╭─ Data
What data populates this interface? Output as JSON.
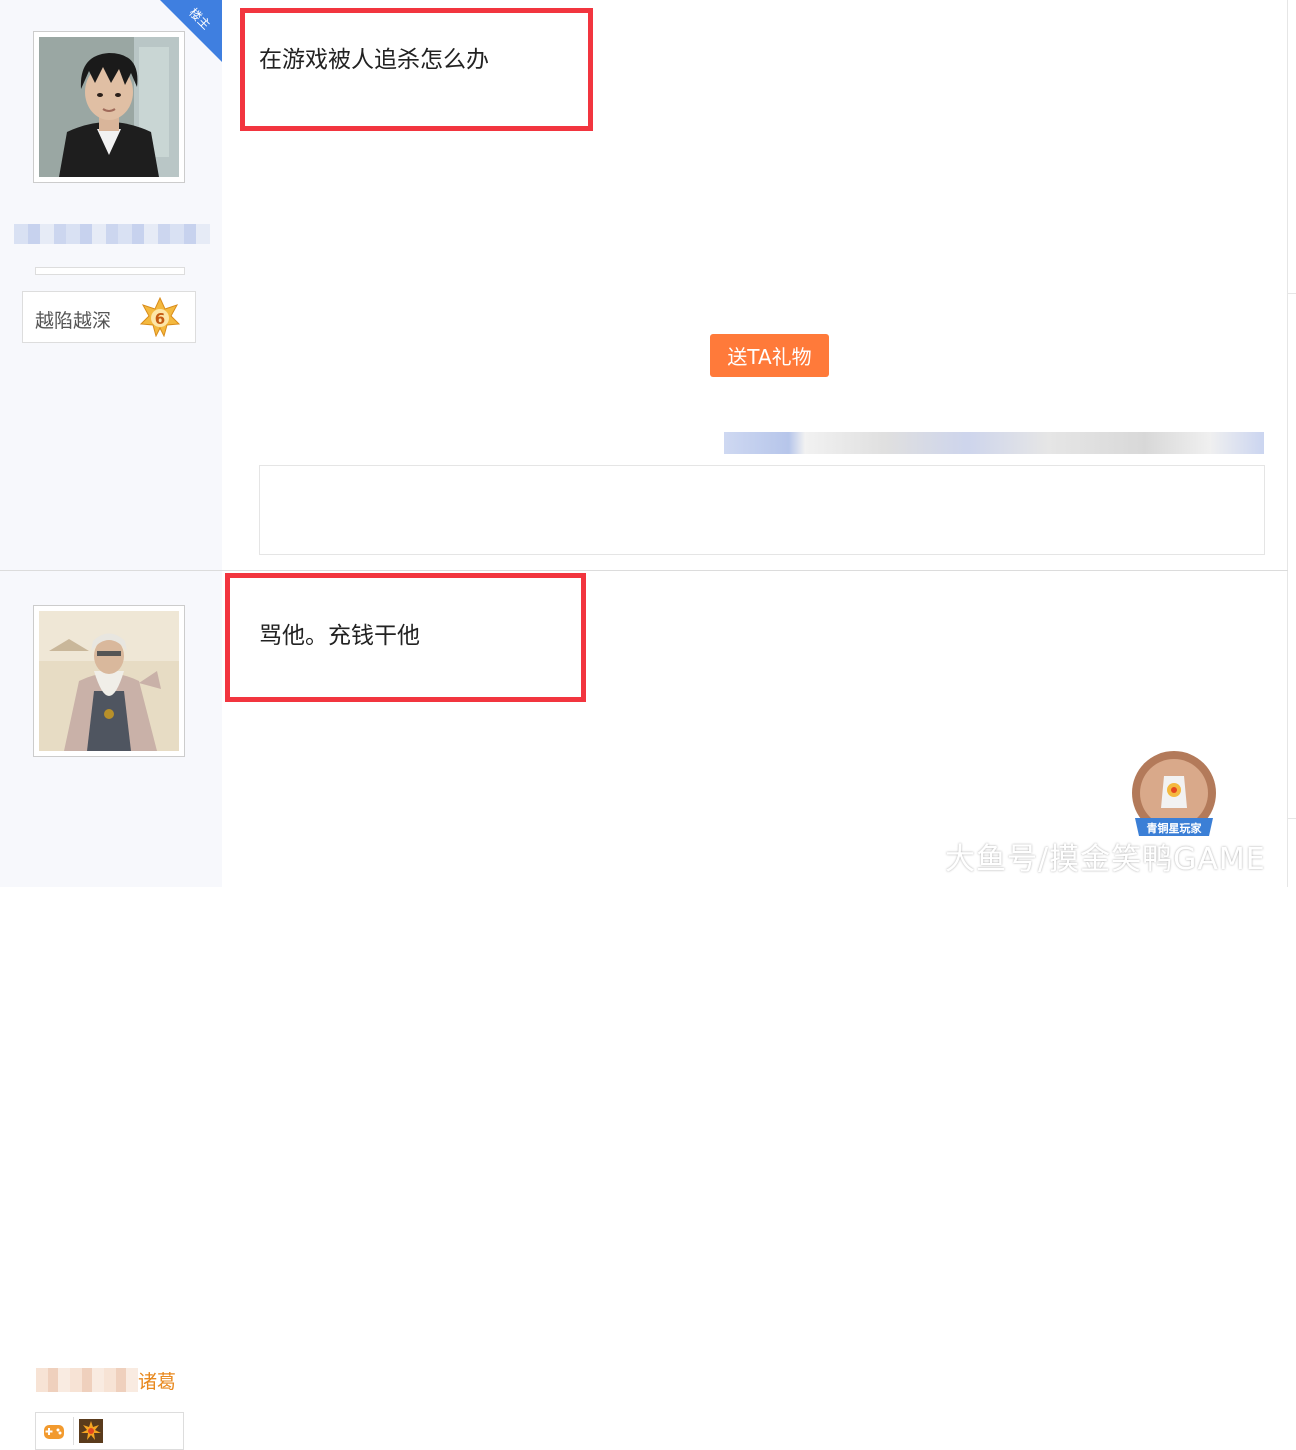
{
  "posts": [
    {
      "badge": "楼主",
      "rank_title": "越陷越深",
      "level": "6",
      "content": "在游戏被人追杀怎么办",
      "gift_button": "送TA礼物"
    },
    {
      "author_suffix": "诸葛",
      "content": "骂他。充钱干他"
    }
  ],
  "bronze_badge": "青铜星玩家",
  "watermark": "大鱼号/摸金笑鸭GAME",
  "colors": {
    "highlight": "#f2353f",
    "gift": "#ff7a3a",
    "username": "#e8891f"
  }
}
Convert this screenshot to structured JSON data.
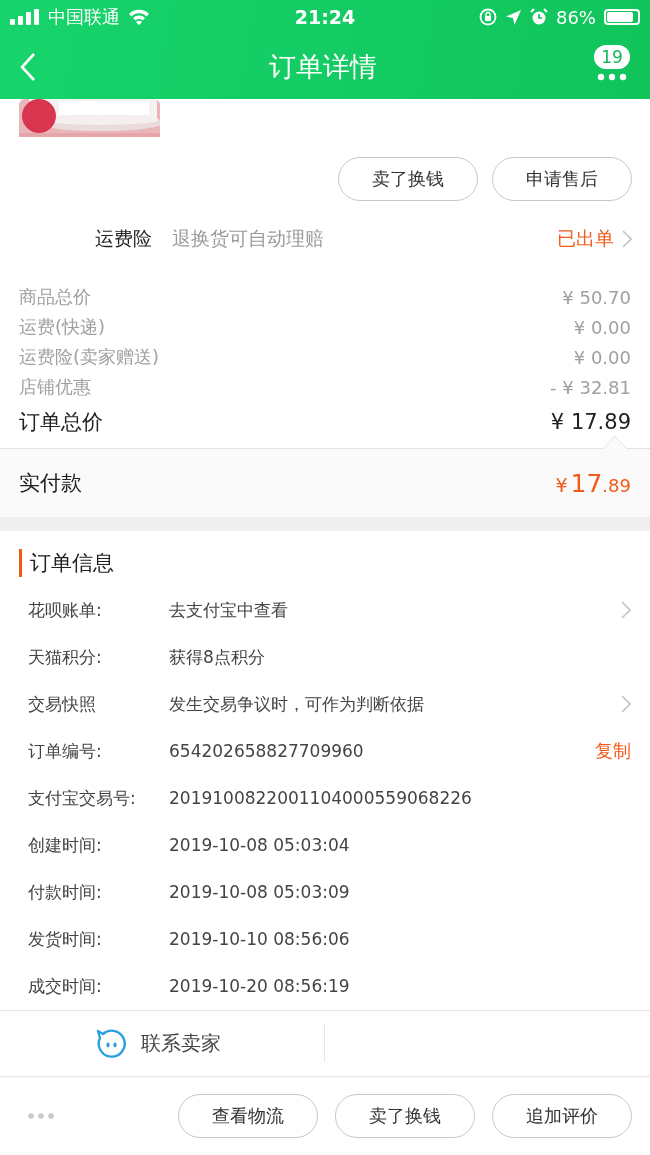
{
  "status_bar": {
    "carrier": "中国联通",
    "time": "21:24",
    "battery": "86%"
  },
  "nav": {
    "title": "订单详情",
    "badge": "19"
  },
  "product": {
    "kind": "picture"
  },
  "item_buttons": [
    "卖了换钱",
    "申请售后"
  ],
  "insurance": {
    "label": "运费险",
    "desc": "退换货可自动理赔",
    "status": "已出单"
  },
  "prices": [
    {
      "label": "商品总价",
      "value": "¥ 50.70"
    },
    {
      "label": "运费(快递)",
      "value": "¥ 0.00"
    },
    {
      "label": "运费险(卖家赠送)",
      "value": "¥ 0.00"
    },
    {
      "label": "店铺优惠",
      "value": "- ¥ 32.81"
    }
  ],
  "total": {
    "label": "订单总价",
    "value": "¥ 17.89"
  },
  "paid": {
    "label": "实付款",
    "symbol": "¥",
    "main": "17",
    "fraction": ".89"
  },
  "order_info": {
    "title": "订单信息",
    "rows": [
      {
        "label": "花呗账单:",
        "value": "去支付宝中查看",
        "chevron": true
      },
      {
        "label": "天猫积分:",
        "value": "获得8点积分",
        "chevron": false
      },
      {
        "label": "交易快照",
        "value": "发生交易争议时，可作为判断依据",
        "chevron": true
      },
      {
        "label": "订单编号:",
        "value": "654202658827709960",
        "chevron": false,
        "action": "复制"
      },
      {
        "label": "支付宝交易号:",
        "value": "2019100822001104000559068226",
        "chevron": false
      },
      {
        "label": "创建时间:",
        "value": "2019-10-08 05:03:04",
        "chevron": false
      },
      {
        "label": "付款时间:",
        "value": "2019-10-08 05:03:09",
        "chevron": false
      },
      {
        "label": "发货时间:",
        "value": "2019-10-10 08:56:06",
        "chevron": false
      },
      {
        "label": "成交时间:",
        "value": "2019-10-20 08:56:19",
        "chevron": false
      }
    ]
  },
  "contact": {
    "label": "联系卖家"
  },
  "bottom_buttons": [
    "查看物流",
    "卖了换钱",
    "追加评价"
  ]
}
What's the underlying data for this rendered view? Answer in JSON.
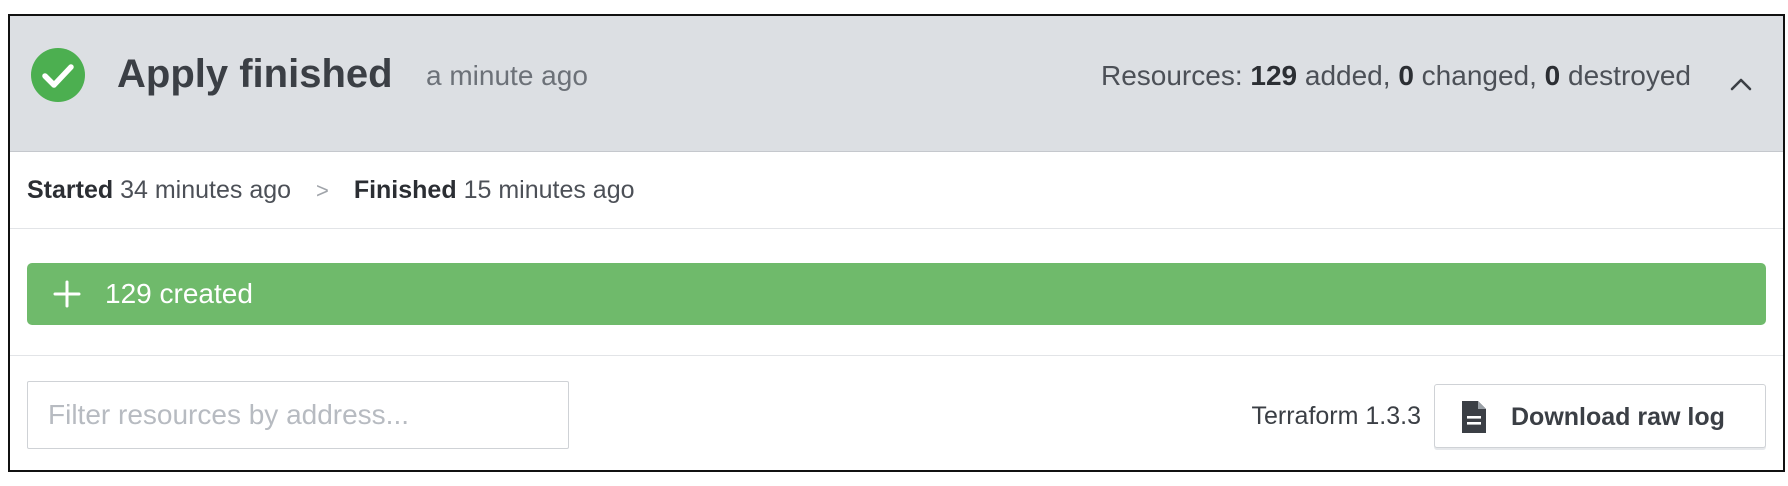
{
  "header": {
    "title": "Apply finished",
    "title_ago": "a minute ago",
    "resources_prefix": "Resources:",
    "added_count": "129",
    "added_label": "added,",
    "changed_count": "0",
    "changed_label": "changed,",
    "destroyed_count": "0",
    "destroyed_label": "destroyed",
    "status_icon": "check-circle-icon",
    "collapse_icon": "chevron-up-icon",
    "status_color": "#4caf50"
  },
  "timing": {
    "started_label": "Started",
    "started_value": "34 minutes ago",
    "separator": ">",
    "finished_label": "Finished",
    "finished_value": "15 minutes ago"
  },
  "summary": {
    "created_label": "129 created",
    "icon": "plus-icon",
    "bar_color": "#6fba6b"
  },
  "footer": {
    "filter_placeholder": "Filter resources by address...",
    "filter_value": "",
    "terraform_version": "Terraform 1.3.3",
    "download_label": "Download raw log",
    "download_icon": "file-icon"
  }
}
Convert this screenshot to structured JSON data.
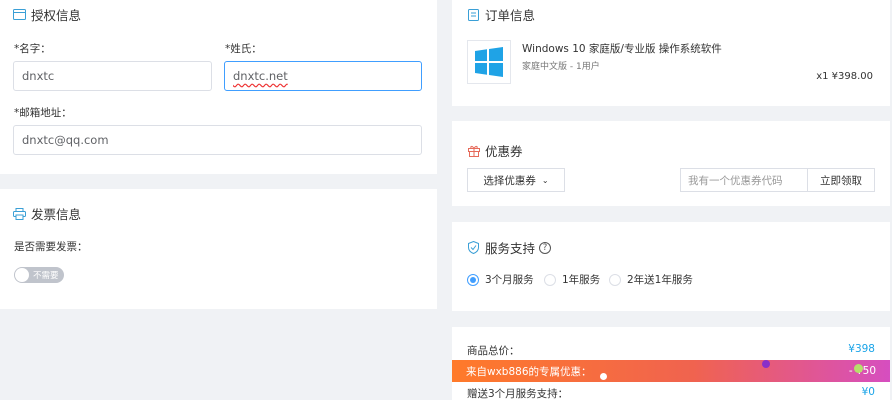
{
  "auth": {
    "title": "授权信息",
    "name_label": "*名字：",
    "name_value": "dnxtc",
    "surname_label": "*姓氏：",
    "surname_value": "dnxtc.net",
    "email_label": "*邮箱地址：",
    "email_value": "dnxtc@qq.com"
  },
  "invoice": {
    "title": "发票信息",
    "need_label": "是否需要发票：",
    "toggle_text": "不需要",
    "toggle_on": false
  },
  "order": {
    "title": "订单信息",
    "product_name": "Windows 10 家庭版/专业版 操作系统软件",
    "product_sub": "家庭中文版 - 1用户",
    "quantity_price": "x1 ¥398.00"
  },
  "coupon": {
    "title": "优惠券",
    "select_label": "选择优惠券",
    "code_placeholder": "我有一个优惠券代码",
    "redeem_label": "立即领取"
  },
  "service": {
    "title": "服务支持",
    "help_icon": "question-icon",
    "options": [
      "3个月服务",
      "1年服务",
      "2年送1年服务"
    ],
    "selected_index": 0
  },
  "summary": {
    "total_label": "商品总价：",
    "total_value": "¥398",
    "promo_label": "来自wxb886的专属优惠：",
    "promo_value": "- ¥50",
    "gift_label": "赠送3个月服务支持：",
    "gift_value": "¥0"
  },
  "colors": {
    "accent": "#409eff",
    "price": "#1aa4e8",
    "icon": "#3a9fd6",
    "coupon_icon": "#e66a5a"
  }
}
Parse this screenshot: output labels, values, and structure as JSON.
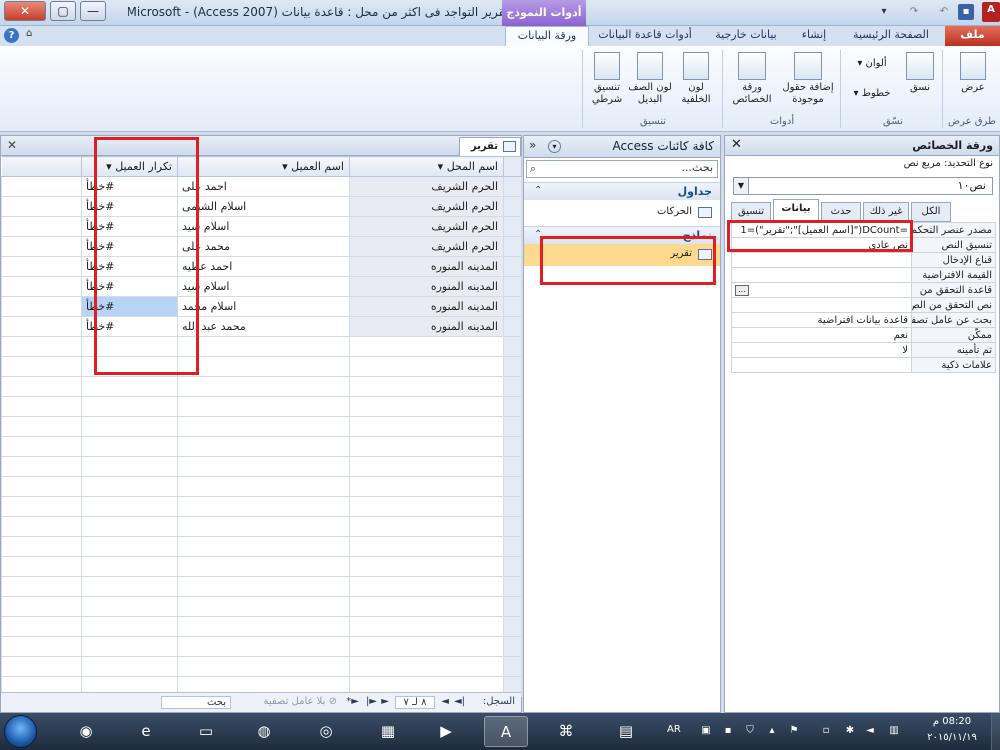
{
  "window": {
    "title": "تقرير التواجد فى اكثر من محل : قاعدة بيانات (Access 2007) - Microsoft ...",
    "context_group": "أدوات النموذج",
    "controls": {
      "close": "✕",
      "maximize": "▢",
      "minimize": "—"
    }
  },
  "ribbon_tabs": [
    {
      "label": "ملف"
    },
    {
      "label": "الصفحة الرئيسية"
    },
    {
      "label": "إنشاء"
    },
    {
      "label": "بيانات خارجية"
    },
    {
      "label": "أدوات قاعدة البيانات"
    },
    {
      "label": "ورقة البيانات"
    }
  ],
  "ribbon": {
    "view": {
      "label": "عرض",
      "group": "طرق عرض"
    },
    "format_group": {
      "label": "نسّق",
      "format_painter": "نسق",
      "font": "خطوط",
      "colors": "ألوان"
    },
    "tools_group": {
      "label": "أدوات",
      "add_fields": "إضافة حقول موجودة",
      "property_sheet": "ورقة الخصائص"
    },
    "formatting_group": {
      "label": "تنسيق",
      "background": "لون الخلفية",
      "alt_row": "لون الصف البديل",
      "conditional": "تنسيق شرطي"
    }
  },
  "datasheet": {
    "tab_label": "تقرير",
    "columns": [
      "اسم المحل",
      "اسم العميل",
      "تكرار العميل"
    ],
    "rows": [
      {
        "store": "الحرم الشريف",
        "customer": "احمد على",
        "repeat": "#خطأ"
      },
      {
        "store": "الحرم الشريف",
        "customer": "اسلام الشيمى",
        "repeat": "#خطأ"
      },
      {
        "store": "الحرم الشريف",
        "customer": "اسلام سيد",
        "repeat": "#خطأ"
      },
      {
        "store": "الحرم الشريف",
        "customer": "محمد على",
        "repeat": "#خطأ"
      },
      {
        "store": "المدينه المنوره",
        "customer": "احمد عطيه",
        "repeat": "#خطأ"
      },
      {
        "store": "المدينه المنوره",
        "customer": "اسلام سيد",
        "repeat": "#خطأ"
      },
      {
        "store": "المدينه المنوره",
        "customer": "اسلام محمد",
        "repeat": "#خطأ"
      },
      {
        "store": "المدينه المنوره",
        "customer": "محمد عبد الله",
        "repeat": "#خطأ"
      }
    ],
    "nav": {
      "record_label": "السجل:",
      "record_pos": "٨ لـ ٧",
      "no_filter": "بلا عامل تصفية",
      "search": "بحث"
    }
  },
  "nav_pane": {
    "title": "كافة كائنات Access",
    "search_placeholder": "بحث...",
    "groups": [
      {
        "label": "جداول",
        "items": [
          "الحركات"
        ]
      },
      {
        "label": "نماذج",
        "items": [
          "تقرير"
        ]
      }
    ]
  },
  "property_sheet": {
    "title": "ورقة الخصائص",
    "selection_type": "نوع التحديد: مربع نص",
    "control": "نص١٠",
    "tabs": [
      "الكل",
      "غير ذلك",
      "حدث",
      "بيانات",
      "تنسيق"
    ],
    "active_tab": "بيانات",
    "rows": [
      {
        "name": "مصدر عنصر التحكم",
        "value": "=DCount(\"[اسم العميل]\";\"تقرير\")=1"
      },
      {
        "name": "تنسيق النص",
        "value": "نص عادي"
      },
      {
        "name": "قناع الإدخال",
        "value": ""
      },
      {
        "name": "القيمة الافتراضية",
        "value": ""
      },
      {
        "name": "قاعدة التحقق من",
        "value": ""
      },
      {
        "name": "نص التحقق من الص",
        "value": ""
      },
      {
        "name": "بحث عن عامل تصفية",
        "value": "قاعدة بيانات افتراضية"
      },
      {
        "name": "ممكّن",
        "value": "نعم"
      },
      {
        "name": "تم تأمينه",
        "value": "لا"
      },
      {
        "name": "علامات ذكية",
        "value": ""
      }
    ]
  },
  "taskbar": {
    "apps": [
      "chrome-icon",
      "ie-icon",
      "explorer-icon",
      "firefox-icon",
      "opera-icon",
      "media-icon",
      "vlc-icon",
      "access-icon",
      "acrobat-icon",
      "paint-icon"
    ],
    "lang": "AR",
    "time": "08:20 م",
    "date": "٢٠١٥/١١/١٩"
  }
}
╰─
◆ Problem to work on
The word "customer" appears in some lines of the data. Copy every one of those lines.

◆ Solution
        "customer": "احمد على",
        "customer": "اسلام الشيمى",
        "customer": "اسلام سيد",
        "customer": "محمد على",
        "customer": "احمد عطيه",
        "customer": "اسلام سيد",
        "customer": "اسلام محمد",
        "customer": "محمد عبد الله",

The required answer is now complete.